Martial arts and strength and conditioning are not just for kids! In fact, exercise and strength and conditioning are particularly important as we age. Please come and join us!
Aikido is a real martial art. Being strong and fast will make your aikido better. But if you try to do aikido strong and fast, your aikido will be terrible.
You see, performing an aikido technique does not take great strength. Trying to apply a technique by force will give your attacker (uke) the opportunity to overpower you or reverse your technique.
The reason we want to be strong and fast as aikidoists is because being strong and fast is a healthy condition for human beings. And if we’re taking our aikido seriously, then we want to take care of ourselves properly. This is why I brought kettlebell training into the dojo and consistently train with them myself.

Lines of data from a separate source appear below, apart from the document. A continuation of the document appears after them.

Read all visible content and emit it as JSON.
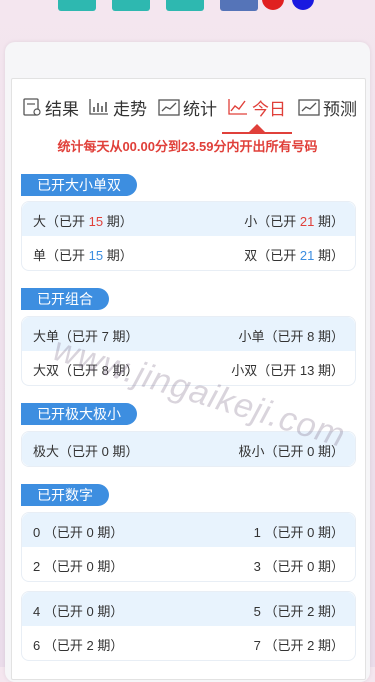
{
  "top_buttons": {
    "colors": [
      "#2eb8b0",
      "#2eb8b0",
      "#2eb8b0",
      "#5574b8",
      "#e02020",
      "#1a1ae0"
    ]
  },
  "tabs": [
    {
      "label": "结果",
      "icon": "result-icon",
      "active": false
    },
    {
      "label": "走势",
      "icon": "trend-icon",
      "active": false
    },
    {
      "label": "统计",
      "icon": "stats-icon",
      "active": false
    },
    {
      "label": "今日",
      "icon": "today-icon",
      "active": true
    },
    {
      "label": "预测",
      "icon": "forecast-icon",
      "active": false
    }
  ],
  "notice": "统计每天从00.00分到23.59分内开出所有号码",
  "sections": {
    "size_parity": {
      "title": "已开大小单双",
      "rows": [
        {
          "left_name": "大",
          "left_count": "15",
          "right_name": "小",
          "right_count": "21"
        },
        {
          "left_name": "单",
          "left_count": "15",
          "right_name": "双",
          "right_count": "21"
        }
      ]
    },
    "combo": {
      "title": "已开组合",
      "rows": [
        {
          "left_name": "大单",
          "left_count": "7",
          "right_name": "小单",
          "right_count": "8"
        },
        {
          "left_name": "大双",
          "left_count": "8",
          "right_name": "小双",
          "right_count": "13"
        }
      ]
    },
    "extreme": {
      "title": "已开极大极小",
      "rows": [
        {
          "left_name": "极大",
          "left_count": "0",
          "right_name": "极小",
          "right_count": "0"
        }
      ]
    },
    "digits": {
      "title": "已开数字",
      "rows": [
        {
          "left_name": "0",
          "left_count": "0",
          "right_name": "1",
          "right_count": "0"
        },
        {
          "left_name": "2",
          "left_count": "0",
          "right_name": "3",
          "right_count": "0"
        },
        {
          "left_name": "4",
          "left_count": "0",
          "right_name": "5",
          "right_count": "2"
        },
        {
          "left_name": "6",
          "left_count": "2",
          "right_name": "7",
          "right_count": "2"
        }
      ]
    }
  },
  "labels": {
    "open_prefix": "（已开",
    "period_suffix": "期）"
  },
  "watermark": "www.jingaikeji.com",
  "colors": {
    "accent_red": "#e0403a",
    "accent_blue": "#3d8ee0",
    "row_shade": "#e8f3fd"
  }
}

The extraordinary athlete who brought kettlebells to the United States is Pavel Tsatsouline. Pavel has created a new organization called Strong First. Here’s some of what he has on the front page:
You can be anything you want. A warrior. An athlete. A hard man or woman ready to handle whatever life throws at you. But you must be strong first.
“Strength is the foundation for development of the rest of physical qualities,” stated Professor Leonid Matveev. It takes priority over all others: endurance, flexibility, etc.
Until one becomes “entry level strong,” e.g., a strict bodyweight military press for men or strict pull-ups for women, no priority other than strength can be justified for a healthy athlete. Science and experience have taught us that any athlete, even in ultra-endurance sports, who has not built a foundation of strength will fail to reach his or her potential. Strength has been compared to a glass that can be filled with other qualities; the larger the glass, the more endurance, sport skill, fat loss, etc. it can hold.
What Pavel says here is unquestionably correct.
We need to be strong to be healthy, effective aikidoists, athletes, human beings. With strength comes endurance and productivity and physical beauty and fun and long lives. Did I mention fun?
Doing aikido while strong is way more fun than doing aikido while weak. Doing anything while strong is way better than doing anything while weak.
How strong, you ask? That’s part of the fun. You start where you’re at and build from there.
So let’s get strong and have a great time!
Tonight was our first regularly scheduled flexibility class and it was really great.
I mentioned to Eric that I’d like to get into the splits, which I’ve never done. I’ve actually never really tried, though when I do a splits-like stretch I do pretty well.
He told me what to do and I got really, really close. When I dropped into the “splits” position on the ground my stretch was darn-near 180 degrees. Amazing.